An exact reproduction of the data below is the required answer.

START Records to use

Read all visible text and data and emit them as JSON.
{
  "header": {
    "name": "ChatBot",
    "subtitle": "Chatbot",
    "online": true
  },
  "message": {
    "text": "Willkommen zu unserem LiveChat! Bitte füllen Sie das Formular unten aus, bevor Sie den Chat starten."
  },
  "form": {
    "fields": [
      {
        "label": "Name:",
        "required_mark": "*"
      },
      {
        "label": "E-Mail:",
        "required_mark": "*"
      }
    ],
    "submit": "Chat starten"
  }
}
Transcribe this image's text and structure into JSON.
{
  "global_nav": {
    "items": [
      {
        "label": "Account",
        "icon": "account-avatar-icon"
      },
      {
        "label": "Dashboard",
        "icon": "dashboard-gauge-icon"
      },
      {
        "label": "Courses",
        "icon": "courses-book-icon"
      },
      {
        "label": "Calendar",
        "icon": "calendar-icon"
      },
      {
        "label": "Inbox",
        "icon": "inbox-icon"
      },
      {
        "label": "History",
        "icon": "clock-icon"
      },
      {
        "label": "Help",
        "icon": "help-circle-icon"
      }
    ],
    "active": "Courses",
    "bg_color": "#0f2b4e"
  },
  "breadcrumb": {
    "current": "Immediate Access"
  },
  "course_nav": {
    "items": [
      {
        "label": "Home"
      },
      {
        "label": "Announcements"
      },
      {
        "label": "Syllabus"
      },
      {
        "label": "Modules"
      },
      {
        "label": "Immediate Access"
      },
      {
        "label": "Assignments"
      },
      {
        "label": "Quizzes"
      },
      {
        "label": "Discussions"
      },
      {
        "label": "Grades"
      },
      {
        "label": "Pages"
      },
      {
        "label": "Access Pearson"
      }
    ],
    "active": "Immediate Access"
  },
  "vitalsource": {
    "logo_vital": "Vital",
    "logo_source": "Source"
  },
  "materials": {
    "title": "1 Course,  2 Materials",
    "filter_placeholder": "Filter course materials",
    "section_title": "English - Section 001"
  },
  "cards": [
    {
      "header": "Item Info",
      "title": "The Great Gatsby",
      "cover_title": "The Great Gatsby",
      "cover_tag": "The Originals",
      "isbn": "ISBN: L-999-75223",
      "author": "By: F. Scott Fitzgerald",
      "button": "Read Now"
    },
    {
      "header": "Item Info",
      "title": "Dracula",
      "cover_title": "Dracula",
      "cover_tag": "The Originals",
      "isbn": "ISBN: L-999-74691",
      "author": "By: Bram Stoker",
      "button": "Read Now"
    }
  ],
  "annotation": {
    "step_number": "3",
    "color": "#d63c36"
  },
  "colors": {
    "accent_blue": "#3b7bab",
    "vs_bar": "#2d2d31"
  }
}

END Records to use

▸ **Output for this task**
Read all visible text and data and emit them as JSON.
{
  "header": {
    "name": "ChatBot",
    "subtitle": "Chatbot",
    "online": true
  },
  "message": {
    "text": "Willkommen zu unserem LiveChat! Bitte füllen Sie das Formular unten aus, bevor Sie den Chat starten."
  },
  "form": {
    "fields": [
      {
        "label": "Name:",
        "required_mark": "*"
      },
      {
        "label": "E-Mail:",
        "required_mark": "*"
      }
    ],
    "submit": "Chat starten"
  }
}
Transcribe this image's text and structure into JSON.
{
  "global_nav": {
    "items": [
      {
        "label": "Account",
        "icon": "account-avatar-icon"
      },
      {
        "label": "Dashboard",
        "icon": "dashboard-gauge-icon"
      },
      {
        "label": "Courses",
        "icon": "courses-book-icon"
      },
      {
        "label": "Calendar",
        "icon": "calendar-icon"
      },
      {
        "label": "Inbox",
        "icon": "inbox-icon"
      },
      {
        "label": "History",
        "icon": "clock-icon"
      },
      {
        "label": "Help",
        "icon": "help-circle-icon"
      }
    ],
    "active": "Courses",
    "bg_color": "#0f2b4e"
  },
  "breadcrumb": {
    "current": "Immediate Access"
  },
  "course_nav": {
    "items": [
      {
        "label": "Home"
      },
      {
        "label": "Announcements"
      },
      {
        "label": "Syllabus"
      },
      {
        "label": "Modules"
      },
      {
        "label": "Immediate Access"
      },
      {
        "label": "Assignments"
      },
      {
        "label": "Quizzes"
      },
      {
        "label": "Discussions"
      },
      {
        "label": "Grades"
      },
      {
        "label": "Pages"
      },
      {
        "label": "Access Pearson"
      }
    ],
    "active": "Immediate Access"
  },
  "vitalsource": {
    "logo_vital": "Vital",
    "logo_source": "Source"
  },
  "materials": {
    "title": "1 Course,  2 Materials",
    "filter_placeholder": "Filter course materials",
    "section_title": "English - Section 001"
  },
  "cards": [
    {
      "header": "Item Info",
      "title": "The Great Gatsby",
      "cover_title": "The Great Gatsby",
      "cover_tag": "The Originals",
      "isbn": "ISBN: L-999-75223",
      "author": "By: F. Scott Fitzgerald",
      "button": "Read Now"
    },
    {
      "header": "Item Info",
      "title": "Dracula",
      "cover_title": "Dracula",
      "cover_tag": "The Originals",
      "isbn": "ISBN: L-999-74691",
      "author": "By: Bram Stoker",
      "button": "Read Now"
    }
  ],
  "annotation": {
    "step_number": "3",
    "color": "#d63c36"
  },
  "colors": {
    "accent_blue": "#3b7bab",
    "vs_bar": "#2d2d31"
  }
}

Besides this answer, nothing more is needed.